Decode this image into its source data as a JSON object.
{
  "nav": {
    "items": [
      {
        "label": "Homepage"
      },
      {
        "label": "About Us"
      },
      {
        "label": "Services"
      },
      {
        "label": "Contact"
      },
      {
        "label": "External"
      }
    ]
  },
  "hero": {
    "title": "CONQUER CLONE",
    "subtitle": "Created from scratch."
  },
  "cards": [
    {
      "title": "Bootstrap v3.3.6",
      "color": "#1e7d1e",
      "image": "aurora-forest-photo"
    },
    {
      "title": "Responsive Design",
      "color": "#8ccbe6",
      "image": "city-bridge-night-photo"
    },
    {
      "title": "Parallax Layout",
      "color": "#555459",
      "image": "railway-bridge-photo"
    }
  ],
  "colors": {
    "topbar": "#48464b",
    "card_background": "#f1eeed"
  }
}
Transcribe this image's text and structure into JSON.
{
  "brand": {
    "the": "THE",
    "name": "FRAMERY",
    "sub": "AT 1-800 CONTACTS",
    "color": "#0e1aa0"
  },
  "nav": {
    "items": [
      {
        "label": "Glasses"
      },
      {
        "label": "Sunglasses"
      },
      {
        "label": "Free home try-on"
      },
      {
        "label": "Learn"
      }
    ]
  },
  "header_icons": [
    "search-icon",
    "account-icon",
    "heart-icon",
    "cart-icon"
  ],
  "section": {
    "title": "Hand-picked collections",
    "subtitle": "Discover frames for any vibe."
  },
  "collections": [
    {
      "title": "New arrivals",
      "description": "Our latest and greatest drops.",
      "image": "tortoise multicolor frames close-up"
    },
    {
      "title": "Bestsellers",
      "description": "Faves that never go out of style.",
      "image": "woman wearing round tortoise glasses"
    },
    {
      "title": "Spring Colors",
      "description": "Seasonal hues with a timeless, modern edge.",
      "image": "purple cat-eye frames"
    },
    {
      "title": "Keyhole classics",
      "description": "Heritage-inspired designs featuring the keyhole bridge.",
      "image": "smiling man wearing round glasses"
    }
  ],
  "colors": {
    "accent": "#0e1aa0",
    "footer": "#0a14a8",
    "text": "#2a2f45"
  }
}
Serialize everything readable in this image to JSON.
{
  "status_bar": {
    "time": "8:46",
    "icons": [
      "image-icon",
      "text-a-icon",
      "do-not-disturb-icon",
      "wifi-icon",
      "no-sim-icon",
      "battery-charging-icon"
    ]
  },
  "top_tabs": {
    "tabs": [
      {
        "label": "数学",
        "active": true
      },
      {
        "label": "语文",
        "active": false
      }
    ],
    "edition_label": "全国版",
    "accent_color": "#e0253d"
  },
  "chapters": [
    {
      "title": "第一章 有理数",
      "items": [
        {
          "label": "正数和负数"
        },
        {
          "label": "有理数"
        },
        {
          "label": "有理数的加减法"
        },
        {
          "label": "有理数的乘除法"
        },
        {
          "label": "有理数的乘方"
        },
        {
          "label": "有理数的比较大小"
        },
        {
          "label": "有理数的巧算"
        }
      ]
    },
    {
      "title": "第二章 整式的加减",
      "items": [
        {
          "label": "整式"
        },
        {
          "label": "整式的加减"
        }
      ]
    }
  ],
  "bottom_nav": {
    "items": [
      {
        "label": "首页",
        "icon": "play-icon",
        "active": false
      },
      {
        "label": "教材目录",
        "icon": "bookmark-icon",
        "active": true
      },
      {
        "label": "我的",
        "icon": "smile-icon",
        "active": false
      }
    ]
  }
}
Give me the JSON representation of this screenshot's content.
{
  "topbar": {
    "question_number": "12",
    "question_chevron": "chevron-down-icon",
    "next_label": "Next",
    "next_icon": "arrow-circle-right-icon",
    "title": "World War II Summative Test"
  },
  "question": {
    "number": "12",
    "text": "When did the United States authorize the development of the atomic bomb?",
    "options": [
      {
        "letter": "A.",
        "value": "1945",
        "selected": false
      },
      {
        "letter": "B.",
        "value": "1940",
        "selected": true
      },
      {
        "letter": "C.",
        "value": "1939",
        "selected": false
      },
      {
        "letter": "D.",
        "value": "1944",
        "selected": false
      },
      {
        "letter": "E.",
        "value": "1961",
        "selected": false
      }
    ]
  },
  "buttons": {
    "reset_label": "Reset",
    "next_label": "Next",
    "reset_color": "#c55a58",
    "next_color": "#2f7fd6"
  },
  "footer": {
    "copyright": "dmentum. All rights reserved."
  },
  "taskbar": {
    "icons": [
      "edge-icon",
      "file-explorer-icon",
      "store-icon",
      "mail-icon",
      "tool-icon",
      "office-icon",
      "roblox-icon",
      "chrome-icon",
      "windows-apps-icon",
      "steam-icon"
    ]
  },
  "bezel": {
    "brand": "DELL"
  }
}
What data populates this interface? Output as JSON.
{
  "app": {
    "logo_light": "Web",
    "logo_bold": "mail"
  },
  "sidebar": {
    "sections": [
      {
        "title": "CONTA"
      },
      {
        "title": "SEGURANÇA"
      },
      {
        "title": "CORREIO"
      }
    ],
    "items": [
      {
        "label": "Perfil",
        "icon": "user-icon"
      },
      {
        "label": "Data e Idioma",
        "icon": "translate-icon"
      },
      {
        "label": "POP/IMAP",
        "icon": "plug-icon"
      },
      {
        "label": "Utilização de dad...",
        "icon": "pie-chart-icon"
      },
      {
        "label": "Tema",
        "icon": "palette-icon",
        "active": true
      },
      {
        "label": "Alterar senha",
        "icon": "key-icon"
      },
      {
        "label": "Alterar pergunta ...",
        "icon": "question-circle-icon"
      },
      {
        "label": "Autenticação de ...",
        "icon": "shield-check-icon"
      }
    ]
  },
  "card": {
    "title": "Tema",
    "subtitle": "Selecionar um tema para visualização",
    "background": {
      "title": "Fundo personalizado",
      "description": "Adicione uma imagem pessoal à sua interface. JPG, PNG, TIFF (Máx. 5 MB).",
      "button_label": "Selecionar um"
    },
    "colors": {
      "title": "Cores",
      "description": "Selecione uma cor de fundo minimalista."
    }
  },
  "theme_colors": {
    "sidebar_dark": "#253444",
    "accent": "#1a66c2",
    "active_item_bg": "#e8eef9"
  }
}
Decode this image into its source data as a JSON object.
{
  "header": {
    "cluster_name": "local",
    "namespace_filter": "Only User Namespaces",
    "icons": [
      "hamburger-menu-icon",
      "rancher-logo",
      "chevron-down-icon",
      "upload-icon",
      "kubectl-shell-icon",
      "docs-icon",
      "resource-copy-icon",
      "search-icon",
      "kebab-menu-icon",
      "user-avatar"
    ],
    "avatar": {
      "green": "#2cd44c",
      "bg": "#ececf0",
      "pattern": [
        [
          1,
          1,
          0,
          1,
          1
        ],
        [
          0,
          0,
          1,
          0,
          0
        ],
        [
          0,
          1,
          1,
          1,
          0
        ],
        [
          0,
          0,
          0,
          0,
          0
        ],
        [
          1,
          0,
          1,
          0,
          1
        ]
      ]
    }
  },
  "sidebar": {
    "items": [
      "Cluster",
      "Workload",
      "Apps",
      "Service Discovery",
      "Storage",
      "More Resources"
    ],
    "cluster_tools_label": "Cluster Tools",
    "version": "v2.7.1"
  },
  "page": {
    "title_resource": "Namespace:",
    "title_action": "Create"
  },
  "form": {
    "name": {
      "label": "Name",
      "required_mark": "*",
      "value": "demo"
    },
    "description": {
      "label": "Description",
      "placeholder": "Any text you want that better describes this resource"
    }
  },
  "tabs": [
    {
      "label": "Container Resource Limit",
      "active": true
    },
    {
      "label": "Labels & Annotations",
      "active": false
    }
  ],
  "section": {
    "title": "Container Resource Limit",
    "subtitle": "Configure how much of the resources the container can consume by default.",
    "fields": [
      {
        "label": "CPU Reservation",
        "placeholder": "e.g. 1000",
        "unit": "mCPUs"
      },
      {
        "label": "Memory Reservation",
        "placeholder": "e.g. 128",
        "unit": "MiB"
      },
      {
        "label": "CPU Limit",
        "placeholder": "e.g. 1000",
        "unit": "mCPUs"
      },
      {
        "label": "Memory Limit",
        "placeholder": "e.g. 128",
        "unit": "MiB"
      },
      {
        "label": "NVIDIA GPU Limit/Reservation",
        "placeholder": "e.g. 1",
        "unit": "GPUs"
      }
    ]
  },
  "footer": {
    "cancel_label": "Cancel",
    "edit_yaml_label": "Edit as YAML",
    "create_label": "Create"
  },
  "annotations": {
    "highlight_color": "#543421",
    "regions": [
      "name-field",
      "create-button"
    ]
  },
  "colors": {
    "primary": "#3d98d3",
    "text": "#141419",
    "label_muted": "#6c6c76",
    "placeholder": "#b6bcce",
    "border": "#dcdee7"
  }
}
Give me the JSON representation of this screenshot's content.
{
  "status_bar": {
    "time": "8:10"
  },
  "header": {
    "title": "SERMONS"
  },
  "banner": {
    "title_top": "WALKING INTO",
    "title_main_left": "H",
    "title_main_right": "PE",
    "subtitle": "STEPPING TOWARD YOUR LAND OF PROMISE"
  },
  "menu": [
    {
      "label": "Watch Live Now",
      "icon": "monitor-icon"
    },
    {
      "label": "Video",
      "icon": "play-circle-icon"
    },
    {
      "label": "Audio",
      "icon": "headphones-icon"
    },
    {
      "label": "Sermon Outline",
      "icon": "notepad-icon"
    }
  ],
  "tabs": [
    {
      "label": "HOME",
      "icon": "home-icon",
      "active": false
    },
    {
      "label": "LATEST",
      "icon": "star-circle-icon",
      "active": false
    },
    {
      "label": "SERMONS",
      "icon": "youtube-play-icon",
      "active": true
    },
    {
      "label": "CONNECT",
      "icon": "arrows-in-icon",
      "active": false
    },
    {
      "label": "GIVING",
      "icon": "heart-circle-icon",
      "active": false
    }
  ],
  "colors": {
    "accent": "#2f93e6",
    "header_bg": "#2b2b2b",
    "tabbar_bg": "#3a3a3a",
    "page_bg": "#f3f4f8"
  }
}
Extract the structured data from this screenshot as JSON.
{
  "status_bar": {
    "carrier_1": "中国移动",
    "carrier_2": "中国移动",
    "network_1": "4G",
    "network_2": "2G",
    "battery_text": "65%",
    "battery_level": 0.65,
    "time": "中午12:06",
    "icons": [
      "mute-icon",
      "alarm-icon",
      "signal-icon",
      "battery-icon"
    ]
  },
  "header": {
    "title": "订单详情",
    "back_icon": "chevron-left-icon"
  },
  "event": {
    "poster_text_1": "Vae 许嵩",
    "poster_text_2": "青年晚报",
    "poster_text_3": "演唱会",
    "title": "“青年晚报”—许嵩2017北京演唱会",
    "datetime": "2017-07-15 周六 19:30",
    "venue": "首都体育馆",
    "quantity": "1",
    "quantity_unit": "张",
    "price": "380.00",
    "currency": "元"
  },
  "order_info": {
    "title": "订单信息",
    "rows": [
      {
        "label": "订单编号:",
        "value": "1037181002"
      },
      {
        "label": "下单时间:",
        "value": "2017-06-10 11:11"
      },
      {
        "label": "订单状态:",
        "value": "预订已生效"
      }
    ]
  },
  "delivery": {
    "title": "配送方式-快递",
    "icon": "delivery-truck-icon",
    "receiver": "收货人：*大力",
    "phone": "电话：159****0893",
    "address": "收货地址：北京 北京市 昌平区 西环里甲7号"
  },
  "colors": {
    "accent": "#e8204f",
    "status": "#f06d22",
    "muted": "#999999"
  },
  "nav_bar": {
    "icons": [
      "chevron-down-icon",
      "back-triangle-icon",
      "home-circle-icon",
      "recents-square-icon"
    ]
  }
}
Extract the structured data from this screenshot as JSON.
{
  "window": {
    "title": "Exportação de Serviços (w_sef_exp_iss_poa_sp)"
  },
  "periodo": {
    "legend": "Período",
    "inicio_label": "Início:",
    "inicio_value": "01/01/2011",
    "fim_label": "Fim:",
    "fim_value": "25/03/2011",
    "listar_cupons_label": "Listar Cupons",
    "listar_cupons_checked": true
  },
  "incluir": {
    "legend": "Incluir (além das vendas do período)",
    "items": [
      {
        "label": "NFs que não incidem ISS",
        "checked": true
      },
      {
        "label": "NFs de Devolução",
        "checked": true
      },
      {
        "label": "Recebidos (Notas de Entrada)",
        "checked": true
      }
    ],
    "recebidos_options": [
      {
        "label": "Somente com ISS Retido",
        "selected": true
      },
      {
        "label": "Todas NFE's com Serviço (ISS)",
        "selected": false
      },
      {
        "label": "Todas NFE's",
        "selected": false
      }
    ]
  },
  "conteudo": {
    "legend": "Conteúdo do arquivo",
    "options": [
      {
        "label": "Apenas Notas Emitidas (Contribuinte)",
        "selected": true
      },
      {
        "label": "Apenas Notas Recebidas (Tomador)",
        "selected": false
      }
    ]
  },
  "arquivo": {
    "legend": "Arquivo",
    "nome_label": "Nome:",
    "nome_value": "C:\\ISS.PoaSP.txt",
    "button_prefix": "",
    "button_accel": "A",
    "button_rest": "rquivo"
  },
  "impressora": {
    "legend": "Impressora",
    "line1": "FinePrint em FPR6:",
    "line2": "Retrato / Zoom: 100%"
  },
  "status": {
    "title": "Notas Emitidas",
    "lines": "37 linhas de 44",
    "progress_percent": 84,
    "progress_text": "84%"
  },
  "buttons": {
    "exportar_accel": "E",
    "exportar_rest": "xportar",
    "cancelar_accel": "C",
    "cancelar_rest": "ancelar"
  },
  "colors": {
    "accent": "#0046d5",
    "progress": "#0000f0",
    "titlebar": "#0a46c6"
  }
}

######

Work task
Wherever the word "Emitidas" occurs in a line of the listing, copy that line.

Answer for the task
        "label": "Apenas Notas Emitidas (Contribuinte)",
    "title": "Notas Emitidas",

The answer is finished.